• PROBLEM TO SOLVE: Locate each line of the material that contains "YouTube", then return it.

--

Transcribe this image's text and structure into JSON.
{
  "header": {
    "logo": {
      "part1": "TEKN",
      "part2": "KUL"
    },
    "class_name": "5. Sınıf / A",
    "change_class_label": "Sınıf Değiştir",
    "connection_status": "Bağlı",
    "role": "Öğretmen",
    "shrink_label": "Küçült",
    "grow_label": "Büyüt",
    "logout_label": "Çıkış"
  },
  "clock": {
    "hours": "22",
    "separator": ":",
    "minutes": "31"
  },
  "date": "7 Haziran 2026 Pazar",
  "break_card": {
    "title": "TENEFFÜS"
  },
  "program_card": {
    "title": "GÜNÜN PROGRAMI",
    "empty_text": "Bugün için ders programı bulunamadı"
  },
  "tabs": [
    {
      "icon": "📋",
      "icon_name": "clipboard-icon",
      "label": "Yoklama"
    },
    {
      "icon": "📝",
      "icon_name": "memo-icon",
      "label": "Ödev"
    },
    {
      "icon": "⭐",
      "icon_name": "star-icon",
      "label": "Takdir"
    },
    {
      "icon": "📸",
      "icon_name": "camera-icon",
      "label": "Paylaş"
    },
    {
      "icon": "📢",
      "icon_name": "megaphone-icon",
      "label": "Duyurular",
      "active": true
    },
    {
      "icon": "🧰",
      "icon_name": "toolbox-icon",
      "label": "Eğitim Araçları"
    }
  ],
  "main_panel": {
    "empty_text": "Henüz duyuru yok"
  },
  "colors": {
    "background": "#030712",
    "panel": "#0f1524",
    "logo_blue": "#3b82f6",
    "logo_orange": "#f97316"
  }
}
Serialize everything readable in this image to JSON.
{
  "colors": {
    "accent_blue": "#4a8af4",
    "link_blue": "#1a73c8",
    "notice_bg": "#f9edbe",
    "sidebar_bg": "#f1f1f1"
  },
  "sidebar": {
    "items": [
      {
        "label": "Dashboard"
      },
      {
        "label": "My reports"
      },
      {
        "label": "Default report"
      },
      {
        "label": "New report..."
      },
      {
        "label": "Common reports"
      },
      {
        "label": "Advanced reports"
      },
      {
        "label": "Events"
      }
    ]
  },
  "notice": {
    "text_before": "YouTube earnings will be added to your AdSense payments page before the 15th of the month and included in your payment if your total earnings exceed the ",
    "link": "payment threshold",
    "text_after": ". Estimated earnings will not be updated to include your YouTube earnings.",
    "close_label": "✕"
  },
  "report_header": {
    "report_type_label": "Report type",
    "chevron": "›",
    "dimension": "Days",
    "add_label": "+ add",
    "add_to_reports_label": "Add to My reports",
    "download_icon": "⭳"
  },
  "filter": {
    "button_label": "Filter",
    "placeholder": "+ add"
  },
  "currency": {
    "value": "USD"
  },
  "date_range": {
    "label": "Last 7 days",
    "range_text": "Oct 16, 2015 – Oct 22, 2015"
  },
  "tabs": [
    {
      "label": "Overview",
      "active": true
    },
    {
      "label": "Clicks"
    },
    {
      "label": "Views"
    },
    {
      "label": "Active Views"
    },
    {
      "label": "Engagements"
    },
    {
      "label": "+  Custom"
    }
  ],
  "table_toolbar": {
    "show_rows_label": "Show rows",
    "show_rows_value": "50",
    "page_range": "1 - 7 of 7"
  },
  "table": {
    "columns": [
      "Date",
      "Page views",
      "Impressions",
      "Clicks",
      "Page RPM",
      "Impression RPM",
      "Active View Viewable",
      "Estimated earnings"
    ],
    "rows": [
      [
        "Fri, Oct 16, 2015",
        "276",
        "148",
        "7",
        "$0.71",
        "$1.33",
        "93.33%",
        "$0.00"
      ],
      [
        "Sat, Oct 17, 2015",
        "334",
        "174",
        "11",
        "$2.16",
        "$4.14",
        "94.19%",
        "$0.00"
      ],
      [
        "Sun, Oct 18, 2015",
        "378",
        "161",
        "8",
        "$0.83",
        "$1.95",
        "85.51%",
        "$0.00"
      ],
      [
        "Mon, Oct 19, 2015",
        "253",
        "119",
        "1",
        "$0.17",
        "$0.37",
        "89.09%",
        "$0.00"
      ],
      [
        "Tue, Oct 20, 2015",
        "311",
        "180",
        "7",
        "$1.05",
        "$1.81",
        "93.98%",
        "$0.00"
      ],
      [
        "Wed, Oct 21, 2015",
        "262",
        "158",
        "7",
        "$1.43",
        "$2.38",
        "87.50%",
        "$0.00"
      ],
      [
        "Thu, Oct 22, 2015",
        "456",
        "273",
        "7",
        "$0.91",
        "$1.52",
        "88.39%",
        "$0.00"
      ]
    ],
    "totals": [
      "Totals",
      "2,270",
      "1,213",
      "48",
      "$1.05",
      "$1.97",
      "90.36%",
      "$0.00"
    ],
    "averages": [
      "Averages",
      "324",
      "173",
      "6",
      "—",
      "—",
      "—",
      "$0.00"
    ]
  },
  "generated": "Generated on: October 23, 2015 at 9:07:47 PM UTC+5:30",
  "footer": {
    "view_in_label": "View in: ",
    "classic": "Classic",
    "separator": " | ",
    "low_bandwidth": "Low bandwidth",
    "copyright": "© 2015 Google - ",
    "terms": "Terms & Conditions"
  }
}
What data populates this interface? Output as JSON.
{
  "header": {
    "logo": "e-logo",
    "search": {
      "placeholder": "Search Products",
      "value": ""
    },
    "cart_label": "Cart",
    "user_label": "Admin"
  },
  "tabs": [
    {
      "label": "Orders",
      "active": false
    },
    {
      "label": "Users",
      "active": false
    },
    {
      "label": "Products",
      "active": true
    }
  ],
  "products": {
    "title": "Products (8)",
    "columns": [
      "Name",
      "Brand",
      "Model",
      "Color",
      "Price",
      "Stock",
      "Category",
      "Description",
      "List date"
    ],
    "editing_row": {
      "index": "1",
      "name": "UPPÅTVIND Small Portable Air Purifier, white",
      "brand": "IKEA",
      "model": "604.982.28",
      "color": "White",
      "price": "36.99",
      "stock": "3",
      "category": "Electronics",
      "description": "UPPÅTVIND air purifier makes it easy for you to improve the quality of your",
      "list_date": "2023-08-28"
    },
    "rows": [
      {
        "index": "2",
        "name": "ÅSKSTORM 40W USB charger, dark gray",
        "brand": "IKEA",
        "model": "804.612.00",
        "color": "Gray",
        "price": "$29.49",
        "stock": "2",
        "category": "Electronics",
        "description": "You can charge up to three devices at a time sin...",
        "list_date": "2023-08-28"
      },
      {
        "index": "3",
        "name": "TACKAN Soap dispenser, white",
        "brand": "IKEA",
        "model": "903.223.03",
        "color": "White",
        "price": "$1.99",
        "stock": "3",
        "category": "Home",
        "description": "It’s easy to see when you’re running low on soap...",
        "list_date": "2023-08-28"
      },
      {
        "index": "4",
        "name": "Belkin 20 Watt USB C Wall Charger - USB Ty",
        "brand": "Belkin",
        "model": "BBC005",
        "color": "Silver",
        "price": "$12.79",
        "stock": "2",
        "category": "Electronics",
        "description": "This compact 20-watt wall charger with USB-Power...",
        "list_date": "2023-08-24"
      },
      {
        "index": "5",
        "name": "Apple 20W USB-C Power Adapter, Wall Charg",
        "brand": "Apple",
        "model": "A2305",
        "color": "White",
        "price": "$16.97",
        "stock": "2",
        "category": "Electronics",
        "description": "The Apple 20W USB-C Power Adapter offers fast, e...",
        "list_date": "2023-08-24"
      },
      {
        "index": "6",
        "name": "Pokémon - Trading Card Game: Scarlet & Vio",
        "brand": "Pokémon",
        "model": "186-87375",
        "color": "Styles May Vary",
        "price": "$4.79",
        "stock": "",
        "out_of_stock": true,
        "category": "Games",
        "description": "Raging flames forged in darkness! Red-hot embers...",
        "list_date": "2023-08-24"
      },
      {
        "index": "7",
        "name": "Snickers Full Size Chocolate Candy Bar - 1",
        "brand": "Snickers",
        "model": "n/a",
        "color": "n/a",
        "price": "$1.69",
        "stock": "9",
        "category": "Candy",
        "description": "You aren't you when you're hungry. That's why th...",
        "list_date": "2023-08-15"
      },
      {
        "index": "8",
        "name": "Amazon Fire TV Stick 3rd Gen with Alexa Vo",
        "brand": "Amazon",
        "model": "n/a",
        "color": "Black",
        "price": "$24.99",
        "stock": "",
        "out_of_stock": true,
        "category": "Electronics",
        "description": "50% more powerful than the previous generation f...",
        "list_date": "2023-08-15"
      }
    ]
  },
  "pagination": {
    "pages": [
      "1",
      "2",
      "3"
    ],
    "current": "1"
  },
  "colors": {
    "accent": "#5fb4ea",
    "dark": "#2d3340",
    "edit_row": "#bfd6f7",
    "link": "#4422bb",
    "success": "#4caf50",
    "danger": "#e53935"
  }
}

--

• PROBLEM SOLUTION:
    "text_before": "YouTube earnings will be added to your AdSense payments page before the 15th of the month and included in your payment if your total earnings exceed the ",
    "text_after": ". Estimated earnings will not be updated to include your YouTube earnings.",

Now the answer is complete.